Editorial: Spirituality, Helping our Sense of SelfSpirituality is usually identified with religion, but some of us think that it is something beyond that. For many, spirituality means a sense that our humanity is more than our individual, physical existence. For most of us, inside or out, it is a major part of how we define who we are, what connects us to others, “the spirit of our times.”
Spirituality has a long history of being a part of peoples’ struggles for survival. African slaves in the US used spirituality as part of resistance to slavery. Native peoples’ spirituality has been a central part of survival and resistance ever since the Europeans invaded the North American continent.
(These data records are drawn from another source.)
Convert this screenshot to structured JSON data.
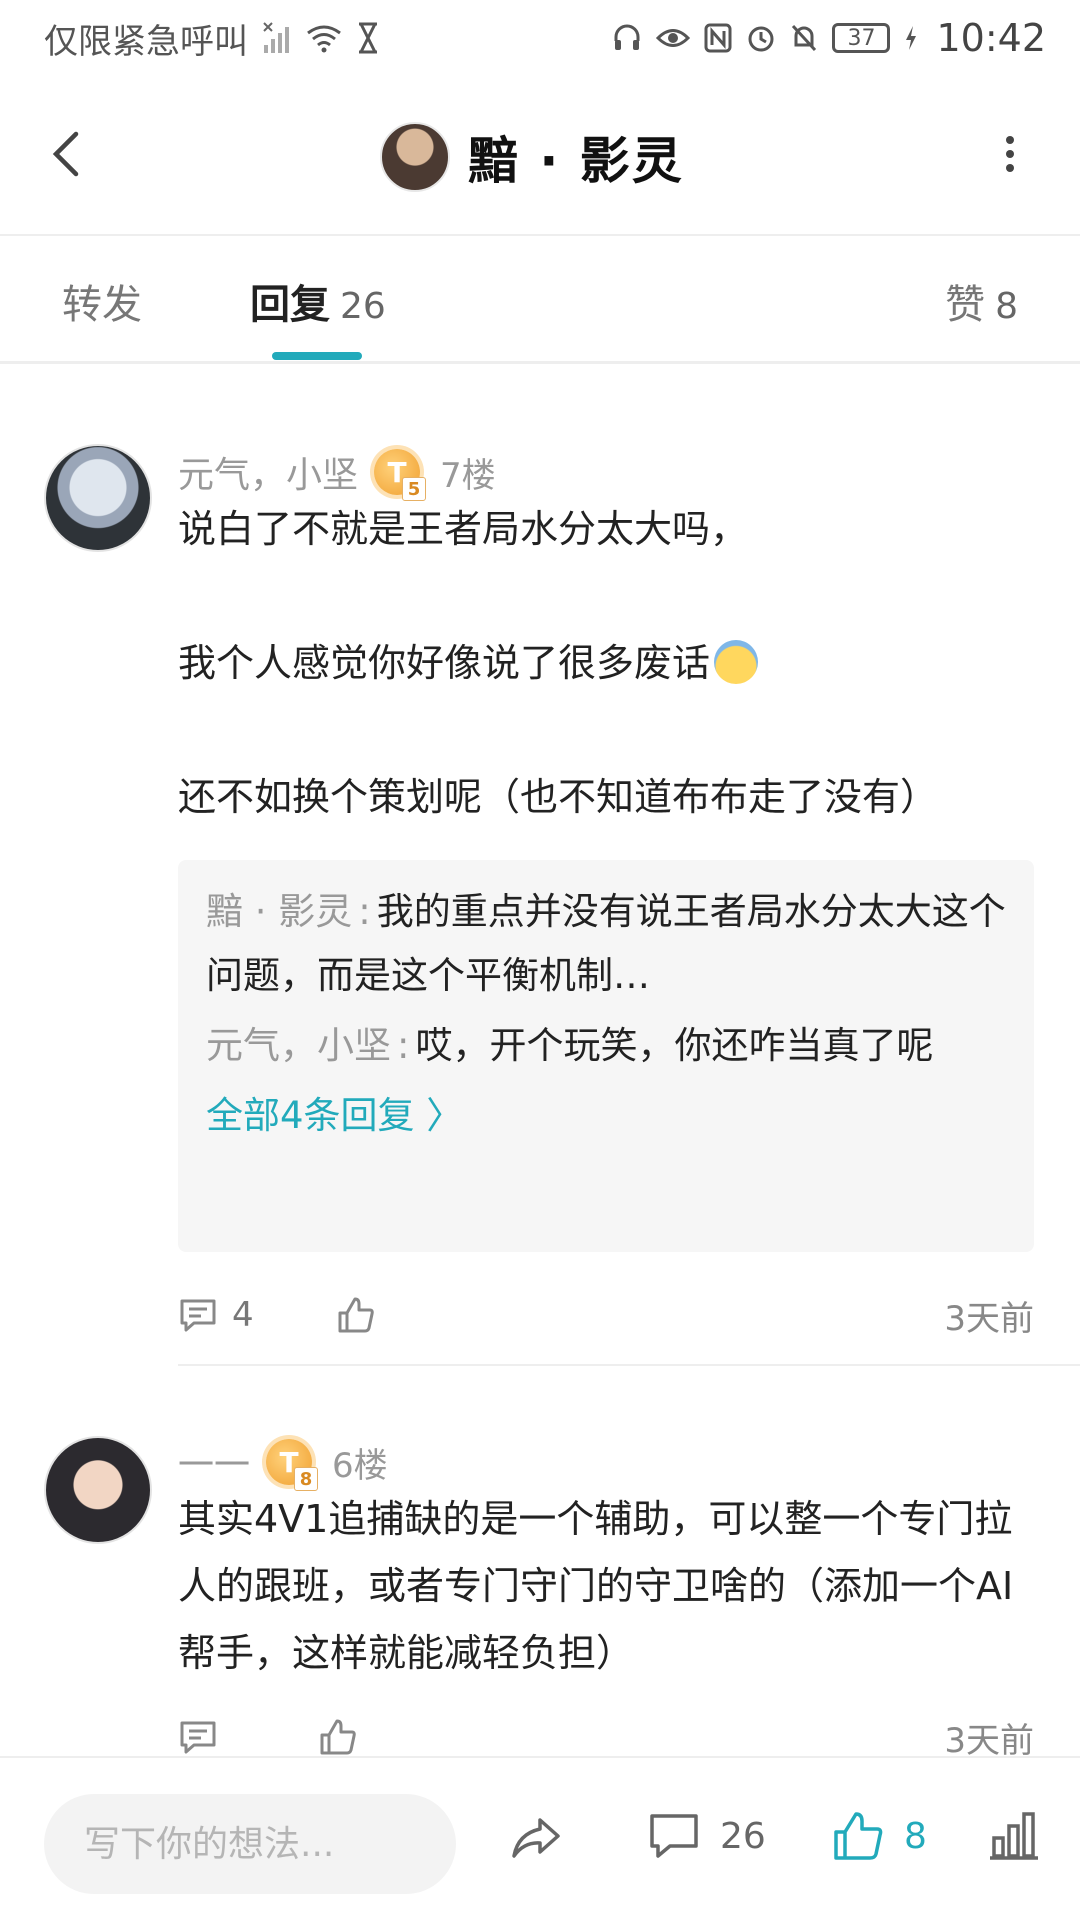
{
  "status_bar": {
    "carrier": "仅限紧急呼叫",
    "battery": "37",
    "time": "10:42"
  },
  "header": {
    "title": "黯 · 影灵",
    "avatar_icon": "user-avatar",
    "back_icon": "chevron-left-icon",
    "more_icon": "more-vertical-icon"
  },
  "tabs": {
    "forward": "转发",
    "replies": "回复",
    "replies_count": "26",
    "likes": "赞",
    "likes_count": "8",
    "accent": "#22aabb"
  },
  "comments": [
    {
      "author": "元气，小坚",
      "level_badge": "T",
      "level": "5",
      "floor": "7楼",
      "paragraphs": [
        "说白了不就是王者局水分太大吗，",
        "我个人感觉你好像说了很多废话",
        "还不如换个策划呢（也不知道布布走了没有）"
      ],
      "replies": [
        {
          "author": "黯 · 影灵",
          "separator": ":",
          "text": "我的重点并没有说王者局水分太大这个问题，而是这个平衡机制…"
        },
        {
          "author": "元气，小坚",
          "separator": ":",
          "text": "哎，开个玩笑，你还咋当真了呢"
        }
      ],
      "all_replies": "全部4条回复 〉",
      "reply_count": "4",
      "time": "3天前"
    },
    {
      "author": "一一",
      "level_badge": "T",
      "level": "8",
      "floor": "6楼",
      "paragraphs": [
        "其实4V1追捕缺的是一个辅助，可以整一个专门拉人的跟班，或者专门守门的守卫啥的（添加一个AI帮手，这样就能减轻负担）"
      ],
      "time": "3天前"
    }
  ],
  "bottom_bar": {
    "input_placeholder": "写下你的想法...",
    "comment_count": "26",
    "like_count": "8"
  }
}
Every religion- including Wicca, Islam, and Judaism among many others-- has a story of how spirituality has sustained its people during terrible oppression. Spirituality in the broad sense is our belief in a better world, including the possibility
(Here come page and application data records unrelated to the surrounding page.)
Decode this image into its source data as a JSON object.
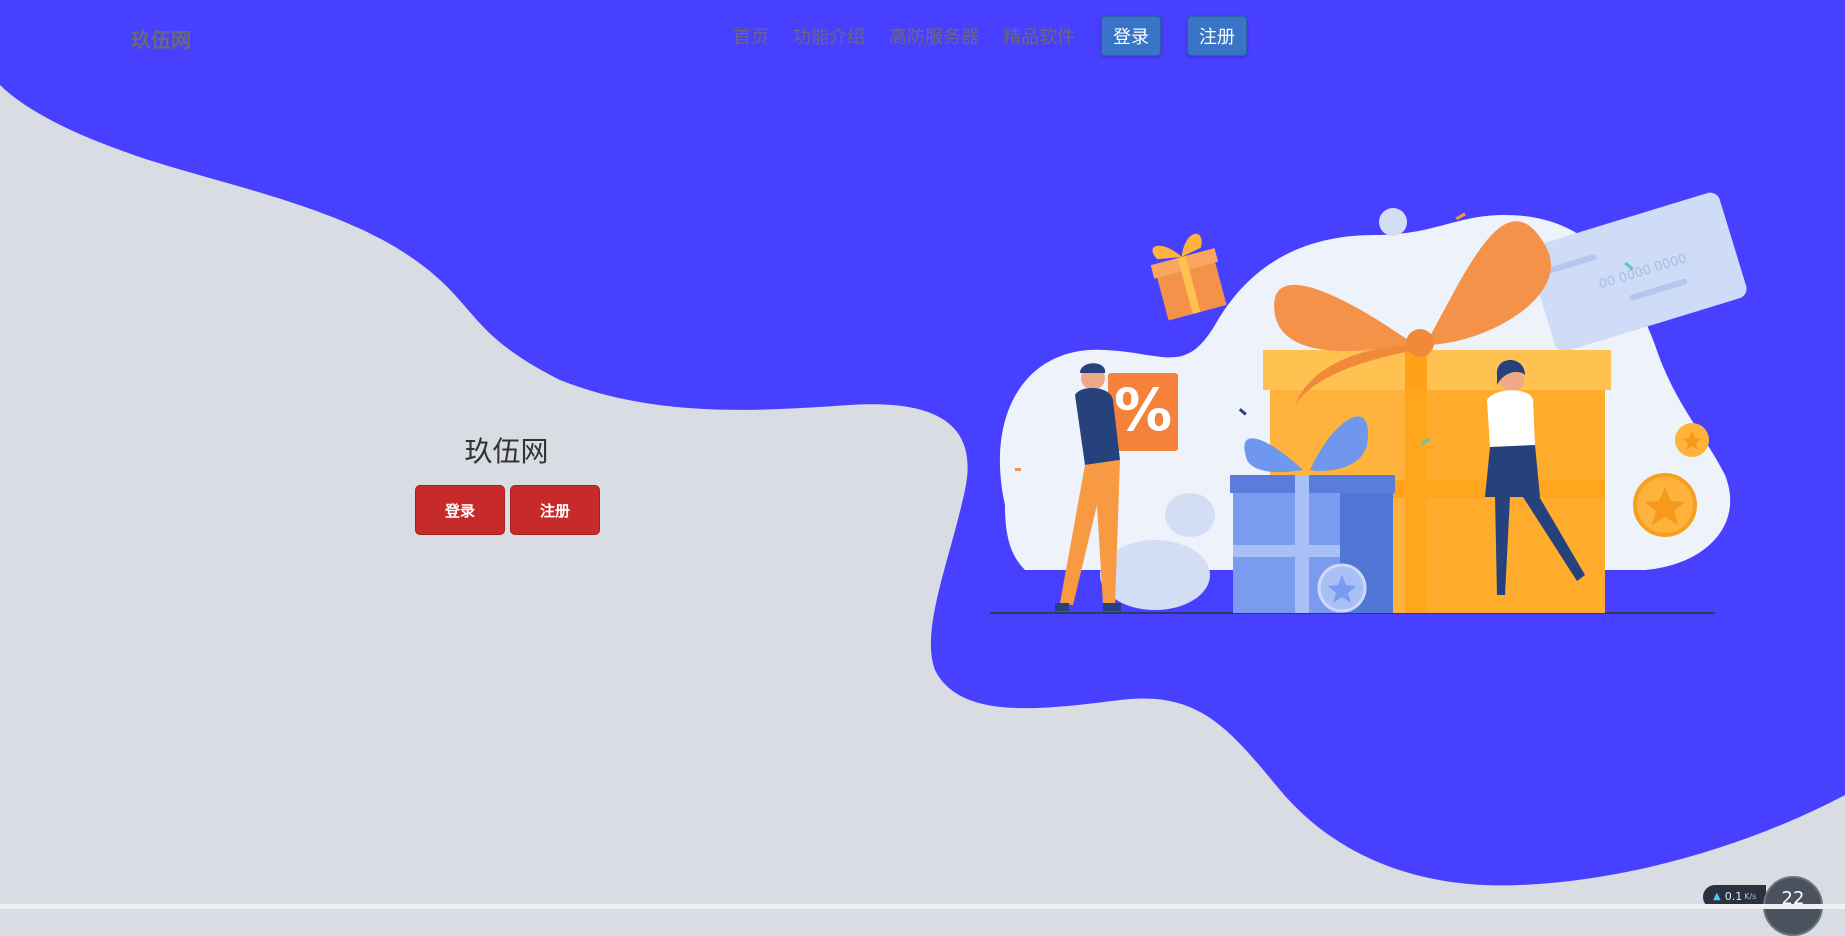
{
  "header": {
    "brand": "玖伍网",
    "nav": [
      "首页",
      "功能介绍",
      "高防服务器",
      "精品软件"
    ],
    "login_label": "登录",
    "register_label": "注册"
  },
  "hero": {
    "title": "玖伍网",
    "login_label": "登录",
    "register_label": "注册"
  },
  "illustration": {
    "percent_sign": "%",
    "card_number": "00 0000 0000"
  },
  "net_widget": {
    "speed_value": "0.1",
    "speed_unit": "K/s",
    "gauge_value": "22"
  },
  "colors": {
    "accent": "#4840ff",
    "background": "#d9dce3",
    "hero_button": "#c62a2a",
    "nav_button": "#3a74c6"
  }
}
of new human relations in the here and now.
Some women who have not been religious before coming to prison, turn to religion. Others turn away from organized religion. One woman asked, “If there was a God, why would it be so hard to have someone come represent my religion? I believe in the power of prayer. People have something about them that brings things about. But it doesn’t have to be God.”
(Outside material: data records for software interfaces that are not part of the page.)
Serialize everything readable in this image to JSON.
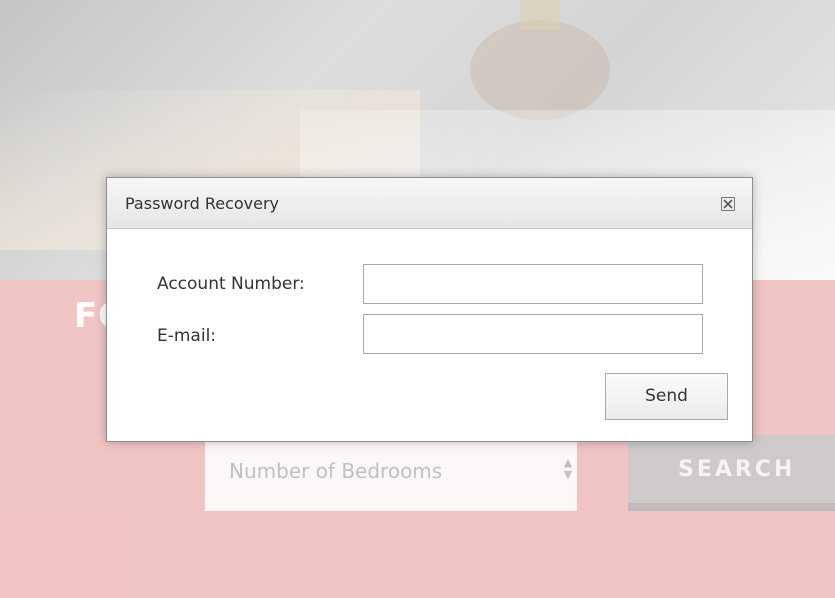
{
  "background": {
    "hero_text": "FOR RENT",
    "bedrooms_placeholder": "Number of Bedrooms",
    "search_label": "SEARCH"
  },
  "dialog": {
    "title": "Password Recovery",
    "fields": [
      {
        "label": "Account Number:",
        "value": ""
      },
      {
        "label": "E-mail:",
        "value": ""
      }
    ],
    "send_label": "Send"
  },
  "colors": {
    "accent_pink": "#f0bdbb",
    "dialog_border": "#8e8e8e"
  }
}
T. “Sammy” Pierce said, “When I first came to [prison], my spirit was dark. Attending sweat lodge ceremonies helped me become a person I want to be, one that cares about others. That is why I want to fight for our rights at CCWF.”
The CDCR assigns a role to organized Christian religions: the prison pays a chaplain, maintains space for a chapel, allows time and permits movement for religious functions. Sometimes the only activity that is approved by the prison is religious. The prison system hopes that organized religions will enforce the attitude that the only solution to personal problems and social injustice is through God. This attitude can discourage people from empowering themselves and standing up against what is wrong. On the other hand, religious and spiritual beliefs can play an important role in supporting the struggle against injustice.
While laws mandate that all religious beliefs be respected in prison, in fact non-Christian religions do not get the same privileges. Muslim women have been singled out even more since 9/11/2001 for special harassment (see story of Muslim women organizing in federal prison on page 3). Native people continue to fight for their religious rights (which have been notoriously trampled) and now the Department Operations’ Manual (DOM) includes a special section spelling out their rights. Jewish women report harsh penalties for trying to celebrate Chanukah, the festival of lights. A Mormon spiritual advisor was so badly hounded by the guards--he once spent several hours waiting to get in while the guards were crossing out every church address and phone number on each piece of paper in his possession--that he stopped coming altogether.
In prison, coming together through religious activities can enable people to experience the power of human solidarity in addition to their connections with a higher power. As one prisoner said, “We all need something bigger than us. Something we can call on, rely on.... To believe in something or someone shows an effort to reach beyond yourself.”
We hope that this issue of The Fire Inside opens up the conversation
about the diverse meanings of spirituality to people living in prison cages.
Last updated May 13, 2010 02:21 PM